+++ DATASET EXCERPTS

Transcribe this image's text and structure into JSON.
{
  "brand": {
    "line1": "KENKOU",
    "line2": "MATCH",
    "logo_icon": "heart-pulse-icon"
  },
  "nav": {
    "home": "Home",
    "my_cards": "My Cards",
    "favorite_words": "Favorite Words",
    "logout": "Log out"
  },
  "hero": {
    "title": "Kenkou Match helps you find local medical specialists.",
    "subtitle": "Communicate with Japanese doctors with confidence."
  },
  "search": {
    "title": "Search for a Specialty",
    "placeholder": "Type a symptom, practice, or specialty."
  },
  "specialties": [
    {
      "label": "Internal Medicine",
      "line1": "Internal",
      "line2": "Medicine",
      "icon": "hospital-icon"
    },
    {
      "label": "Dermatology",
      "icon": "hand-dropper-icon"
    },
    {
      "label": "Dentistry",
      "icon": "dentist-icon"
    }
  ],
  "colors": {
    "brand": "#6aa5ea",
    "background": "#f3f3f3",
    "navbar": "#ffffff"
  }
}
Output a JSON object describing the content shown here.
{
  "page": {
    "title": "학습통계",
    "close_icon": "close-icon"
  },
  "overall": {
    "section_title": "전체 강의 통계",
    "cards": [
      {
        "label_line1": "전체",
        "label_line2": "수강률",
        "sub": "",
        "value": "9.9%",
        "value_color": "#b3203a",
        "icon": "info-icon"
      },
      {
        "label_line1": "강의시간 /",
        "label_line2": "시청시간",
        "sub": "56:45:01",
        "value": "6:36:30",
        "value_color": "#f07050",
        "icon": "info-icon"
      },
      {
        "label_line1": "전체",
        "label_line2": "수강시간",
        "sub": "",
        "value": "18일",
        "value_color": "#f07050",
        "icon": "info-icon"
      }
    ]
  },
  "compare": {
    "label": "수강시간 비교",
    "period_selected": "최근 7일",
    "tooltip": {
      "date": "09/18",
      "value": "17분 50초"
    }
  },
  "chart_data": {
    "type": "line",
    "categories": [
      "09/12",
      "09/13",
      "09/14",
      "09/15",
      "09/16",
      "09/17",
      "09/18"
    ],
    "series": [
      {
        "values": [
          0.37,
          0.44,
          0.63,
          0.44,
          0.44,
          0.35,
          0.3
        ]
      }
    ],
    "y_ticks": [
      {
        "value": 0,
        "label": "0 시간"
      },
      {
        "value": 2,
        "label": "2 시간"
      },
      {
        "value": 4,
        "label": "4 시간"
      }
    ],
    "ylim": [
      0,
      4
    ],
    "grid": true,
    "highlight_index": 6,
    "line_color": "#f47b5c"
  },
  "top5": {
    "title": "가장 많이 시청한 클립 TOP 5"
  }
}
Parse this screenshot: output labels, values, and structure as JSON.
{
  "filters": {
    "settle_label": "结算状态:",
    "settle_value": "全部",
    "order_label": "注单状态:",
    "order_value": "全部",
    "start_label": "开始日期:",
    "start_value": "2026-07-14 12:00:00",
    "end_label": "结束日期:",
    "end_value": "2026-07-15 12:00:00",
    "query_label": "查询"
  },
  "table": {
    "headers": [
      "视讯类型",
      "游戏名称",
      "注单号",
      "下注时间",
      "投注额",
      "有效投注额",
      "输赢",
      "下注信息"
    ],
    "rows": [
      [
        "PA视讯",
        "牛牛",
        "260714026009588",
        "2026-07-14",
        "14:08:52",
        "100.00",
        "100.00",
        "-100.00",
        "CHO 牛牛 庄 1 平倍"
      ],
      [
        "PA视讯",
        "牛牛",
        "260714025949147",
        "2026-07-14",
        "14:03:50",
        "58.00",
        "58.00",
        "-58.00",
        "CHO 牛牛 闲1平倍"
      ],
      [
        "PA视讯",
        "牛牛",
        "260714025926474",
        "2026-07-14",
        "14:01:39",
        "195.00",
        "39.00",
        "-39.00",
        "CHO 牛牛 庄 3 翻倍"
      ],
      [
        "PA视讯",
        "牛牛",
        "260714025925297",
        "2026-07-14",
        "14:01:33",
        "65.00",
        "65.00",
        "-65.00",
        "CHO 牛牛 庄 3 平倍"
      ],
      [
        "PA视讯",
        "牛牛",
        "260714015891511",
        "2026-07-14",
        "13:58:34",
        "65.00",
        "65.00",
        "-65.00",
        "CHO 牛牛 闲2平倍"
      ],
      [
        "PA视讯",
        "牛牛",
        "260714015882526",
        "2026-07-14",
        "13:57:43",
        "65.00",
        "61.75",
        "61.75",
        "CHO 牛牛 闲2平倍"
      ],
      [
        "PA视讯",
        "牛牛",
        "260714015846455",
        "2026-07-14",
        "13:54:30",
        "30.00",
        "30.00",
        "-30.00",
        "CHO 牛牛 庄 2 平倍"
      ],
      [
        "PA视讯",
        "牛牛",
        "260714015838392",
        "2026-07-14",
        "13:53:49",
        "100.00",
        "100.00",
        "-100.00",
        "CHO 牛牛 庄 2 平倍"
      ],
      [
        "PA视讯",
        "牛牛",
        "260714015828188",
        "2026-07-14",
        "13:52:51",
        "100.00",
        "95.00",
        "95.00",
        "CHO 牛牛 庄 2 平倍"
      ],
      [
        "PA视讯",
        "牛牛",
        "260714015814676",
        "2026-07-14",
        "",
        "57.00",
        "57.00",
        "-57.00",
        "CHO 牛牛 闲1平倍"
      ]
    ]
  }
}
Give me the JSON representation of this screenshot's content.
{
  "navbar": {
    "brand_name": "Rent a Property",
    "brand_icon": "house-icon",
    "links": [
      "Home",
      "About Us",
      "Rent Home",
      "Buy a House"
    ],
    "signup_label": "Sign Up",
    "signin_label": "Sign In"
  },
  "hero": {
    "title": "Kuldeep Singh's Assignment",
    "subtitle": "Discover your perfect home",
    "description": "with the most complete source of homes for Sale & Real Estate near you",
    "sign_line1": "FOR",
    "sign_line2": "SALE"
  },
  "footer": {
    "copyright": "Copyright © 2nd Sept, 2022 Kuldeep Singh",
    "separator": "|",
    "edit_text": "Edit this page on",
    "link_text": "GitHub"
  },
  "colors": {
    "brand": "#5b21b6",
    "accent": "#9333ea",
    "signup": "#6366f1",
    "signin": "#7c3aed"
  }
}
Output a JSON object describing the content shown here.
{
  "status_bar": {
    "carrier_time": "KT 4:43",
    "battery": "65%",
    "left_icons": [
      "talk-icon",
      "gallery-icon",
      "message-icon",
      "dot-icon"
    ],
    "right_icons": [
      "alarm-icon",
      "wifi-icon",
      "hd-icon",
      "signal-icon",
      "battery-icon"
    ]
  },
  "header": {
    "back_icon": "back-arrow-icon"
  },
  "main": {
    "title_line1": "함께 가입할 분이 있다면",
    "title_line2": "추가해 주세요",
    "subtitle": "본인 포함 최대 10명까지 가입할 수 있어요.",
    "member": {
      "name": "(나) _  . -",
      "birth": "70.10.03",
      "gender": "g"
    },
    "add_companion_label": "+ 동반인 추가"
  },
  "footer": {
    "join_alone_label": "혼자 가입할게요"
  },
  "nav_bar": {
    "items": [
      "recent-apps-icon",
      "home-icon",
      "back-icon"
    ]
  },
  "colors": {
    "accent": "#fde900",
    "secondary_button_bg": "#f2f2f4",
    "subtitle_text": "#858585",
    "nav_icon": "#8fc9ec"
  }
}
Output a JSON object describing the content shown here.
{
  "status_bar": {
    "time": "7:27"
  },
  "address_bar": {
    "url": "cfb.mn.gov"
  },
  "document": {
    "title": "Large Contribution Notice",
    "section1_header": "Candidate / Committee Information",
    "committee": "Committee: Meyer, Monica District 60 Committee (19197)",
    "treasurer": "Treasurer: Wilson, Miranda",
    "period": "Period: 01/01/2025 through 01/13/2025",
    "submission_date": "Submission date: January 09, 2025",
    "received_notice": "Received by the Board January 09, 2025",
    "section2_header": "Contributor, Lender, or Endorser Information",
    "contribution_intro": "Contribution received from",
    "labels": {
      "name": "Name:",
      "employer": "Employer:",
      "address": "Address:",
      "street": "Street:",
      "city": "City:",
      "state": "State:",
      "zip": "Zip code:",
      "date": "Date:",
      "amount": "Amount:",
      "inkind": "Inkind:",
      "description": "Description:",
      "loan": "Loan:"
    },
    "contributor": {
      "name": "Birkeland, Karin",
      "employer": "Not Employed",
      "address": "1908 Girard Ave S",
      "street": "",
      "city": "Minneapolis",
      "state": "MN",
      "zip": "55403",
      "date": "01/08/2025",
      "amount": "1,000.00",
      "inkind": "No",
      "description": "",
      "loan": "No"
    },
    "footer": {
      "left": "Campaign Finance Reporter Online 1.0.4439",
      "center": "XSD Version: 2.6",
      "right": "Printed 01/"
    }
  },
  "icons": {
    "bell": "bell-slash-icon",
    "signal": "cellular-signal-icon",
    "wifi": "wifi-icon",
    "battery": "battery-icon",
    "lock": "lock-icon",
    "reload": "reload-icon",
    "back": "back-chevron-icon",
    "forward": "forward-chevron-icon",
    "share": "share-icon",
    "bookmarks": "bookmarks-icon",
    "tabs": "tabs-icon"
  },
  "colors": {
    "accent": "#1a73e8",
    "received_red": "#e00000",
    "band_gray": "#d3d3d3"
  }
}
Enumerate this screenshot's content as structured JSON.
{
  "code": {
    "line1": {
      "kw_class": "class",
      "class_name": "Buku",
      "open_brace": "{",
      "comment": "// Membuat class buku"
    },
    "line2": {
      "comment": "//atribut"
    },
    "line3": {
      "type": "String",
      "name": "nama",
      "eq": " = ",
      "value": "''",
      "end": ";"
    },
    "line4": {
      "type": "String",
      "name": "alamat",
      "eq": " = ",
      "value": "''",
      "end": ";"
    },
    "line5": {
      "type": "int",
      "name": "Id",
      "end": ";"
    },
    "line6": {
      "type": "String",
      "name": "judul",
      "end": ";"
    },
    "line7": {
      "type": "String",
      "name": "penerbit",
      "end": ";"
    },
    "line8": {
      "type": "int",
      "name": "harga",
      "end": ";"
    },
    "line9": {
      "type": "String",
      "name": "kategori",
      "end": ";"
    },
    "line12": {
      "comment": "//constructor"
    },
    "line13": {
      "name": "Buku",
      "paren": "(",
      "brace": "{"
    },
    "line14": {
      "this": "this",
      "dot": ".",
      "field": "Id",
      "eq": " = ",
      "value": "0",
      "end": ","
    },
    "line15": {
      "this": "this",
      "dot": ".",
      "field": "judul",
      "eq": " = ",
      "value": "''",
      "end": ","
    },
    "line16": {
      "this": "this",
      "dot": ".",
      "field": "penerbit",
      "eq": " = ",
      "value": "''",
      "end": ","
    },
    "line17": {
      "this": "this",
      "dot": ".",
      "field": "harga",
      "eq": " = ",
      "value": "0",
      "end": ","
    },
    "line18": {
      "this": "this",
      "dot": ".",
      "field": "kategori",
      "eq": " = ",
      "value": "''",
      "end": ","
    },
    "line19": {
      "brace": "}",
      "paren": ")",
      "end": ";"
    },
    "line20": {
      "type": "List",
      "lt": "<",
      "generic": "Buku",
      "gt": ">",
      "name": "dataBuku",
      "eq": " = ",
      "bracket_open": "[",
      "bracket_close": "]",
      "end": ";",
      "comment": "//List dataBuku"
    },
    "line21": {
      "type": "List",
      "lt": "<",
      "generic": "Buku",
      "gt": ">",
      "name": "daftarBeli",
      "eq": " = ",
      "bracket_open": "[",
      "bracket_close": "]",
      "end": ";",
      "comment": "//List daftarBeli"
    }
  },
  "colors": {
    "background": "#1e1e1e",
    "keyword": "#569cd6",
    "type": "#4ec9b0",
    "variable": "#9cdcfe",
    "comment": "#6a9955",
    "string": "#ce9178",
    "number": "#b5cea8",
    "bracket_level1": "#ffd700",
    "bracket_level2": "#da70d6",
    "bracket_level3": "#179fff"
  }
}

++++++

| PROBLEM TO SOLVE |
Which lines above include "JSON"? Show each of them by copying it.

| RESULT OF THIS EXERCISE |
Transcribe this image's text and structure into JSON.
Output a JSON object describing the content shown here.
Parse this screenshot: output labels, values, and structure as JSON.
Give me the JSON representation of this screenshot's content.
Output a JSON object describing the content shown here.
Output a JSON object describing the content shown here.
Enumerate this screenshot's content as structured JSON.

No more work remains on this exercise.